Please restate the data word for word, leaving out no line.

● Data for review
--

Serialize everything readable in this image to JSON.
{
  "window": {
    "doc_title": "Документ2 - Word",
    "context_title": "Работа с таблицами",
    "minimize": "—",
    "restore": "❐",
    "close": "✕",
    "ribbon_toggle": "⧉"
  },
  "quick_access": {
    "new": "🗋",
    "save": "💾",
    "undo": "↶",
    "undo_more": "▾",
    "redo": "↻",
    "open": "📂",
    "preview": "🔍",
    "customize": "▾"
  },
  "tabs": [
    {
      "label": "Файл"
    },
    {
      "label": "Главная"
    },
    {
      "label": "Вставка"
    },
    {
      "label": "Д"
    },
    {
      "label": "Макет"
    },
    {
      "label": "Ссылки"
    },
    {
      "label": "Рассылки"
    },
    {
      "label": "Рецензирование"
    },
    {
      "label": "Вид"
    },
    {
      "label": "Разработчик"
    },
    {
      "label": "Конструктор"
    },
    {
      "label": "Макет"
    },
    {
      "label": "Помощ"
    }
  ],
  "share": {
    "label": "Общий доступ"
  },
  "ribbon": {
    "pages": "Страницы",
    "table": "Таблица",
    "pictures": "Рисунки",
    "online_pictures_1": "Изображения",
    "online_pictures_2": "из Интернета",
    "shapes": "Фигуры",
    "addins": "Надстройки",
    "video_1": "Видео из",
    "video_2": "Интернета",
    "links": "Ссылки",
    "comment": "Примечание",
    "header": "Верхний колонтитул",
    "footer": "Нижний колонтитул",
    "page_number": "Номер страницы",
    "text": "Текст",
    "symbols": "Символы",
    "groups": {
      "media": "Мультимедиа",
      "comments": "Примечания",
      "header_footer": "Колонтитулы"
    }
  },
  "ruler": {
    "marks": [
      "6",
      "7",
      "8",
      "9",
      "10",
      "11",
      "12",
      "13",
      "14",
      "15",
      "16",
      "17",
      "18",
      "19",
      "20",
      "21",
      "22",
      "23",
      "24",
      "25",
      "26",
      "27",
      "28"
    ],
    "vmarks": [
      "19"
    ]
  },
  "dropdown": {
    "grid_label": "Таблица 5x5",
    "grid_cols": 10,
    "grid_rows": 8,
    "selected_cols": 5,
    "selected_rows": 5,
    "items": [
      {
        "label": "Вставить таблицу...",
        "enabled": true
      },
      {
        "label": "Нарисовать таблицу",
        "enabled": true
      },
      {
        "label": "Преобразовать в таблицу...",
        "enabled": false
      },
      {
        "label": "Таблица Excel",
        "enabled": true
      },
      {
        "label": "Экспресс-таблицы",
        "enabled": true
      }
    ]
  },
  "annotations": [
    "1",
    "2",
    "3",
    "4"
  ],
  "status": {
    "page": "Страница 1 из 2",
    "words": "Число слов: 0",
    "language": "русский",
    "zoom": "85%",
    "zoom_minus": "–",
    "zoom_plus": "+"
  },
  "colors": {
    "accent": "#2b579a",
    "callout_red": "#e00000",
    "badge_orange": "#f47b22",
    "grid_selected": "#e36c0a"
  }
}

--

● Answer to this task
Serialize everything readable in this image to JSON.
{
  "window": {
    "doc_title": "Документ2 - Word",
    "context_title": "Работа с таблицами",
    "minimize": "—",
    "restore": "❐",
    "close": "✕",
    "ribbon_toggle": "⧉"
  },
  "quick_access": {
    "new": "🗋",
    "save": "💾",
    "undo": "↶",
    "undo_more": "▾",
    "redo": "↻",
    "open": "📂",
    "preview": "🔍",
    "customize": "▾"
  },
  "tabs": [
    {
      "label": "Файл"
    },
    {
      "label": "Главная"
    },
    {
      "label": "Вставка"
    },
    {
      "label": "Д"
    },
    {
      "label": "Макет"
    },
    {
      "label": "Ссылки"
    },
    {
      "label": "Рассылки"
    },
    {
      "label": "Рецензирование"
    },
    {
      "label": "Вид"
    },
    {
      "label": "Разработчик"
    },
    {
      "label": "Конструктор"
    },
    {
      "label": "Макет"
    },
    {
      "label": "Помощ"
    }
  ],
  "share": {
    "label": "Общий доступ"
  },
  "ribbon": {
    "pages": "Страницы",
    "table": "Таблица",
    "pictures": "Рисунки",
    "online_pictures_1": "Изображения",
    "online_pictures_2": "из Интернета",
    "shapes": "Фигуры",
    "addins": "Надстройки",
    "video_1": "Видео из",
    "video_2": "Интернета",
    "links": "Ссылки",
    "comment": "Примечание",
    "header": "Верхний колонтитул",
    "footer": "Нижний колонтитул",
    "page_number": "Номер страницы",
    "text": "Текст",
    "symbols": "Символы",
    "groups": {
      "media": "Мультимедиа",
      "comments": "Примечания",
      "header_footer": "Колонтитулы"
    }
  },
  "ruler": {
    "marks": [
      "6",
      "7",
      "8",
      "9",
      "10",
      "11",
      "12",
      "13",
      "14",
      "15",
      "16",
      "17",
      "18",
      "19",
      "20",
      "21",
      "22",
      "23",
      "24",
      "25",
      "26",
      "27",
      "28"
    ],
    "vmarks": [
      "19"
    ]
  },
  "dropdown": {
    "grid_label": "Таблица 5x5",
    "grid_cols": 10,
    "grid_rows": 8,
    "selected_cols": 5,
    "selected_rows": 5,
    "items": [
      {
        "label": "Вставить таблицу...",
        "enabled": true
      },
      {
        "label": "Нарисовать таблицу",
        "enabled": true
      },
      {
        "label": "Преобразовать в таблицу...",
        "enabled": false
      },
      {
        "label": "Таблица Excel",
        "enabled": true
      },
      {
        "label": "Экспресс-таблицы",
        "enabled": true
      }
    ]
  },
  "annotations": [
    "1",
    "2",
    "3",
    "4"
  ],
  "status": {
    "page": "Страница 1 из 2",
    "words": "Число слов: 0",
    "language": "русский",
    "zoom": "85%",
    "zoom_minus": "–",
    "zoom_plus": "+"
  },
  "colors": {
    "accent": "#2b579a",
    "callout_red": "#e00000",
    "badge_orange": "#f47b22",
    "grid_selected": "#e36c0a"
  }
}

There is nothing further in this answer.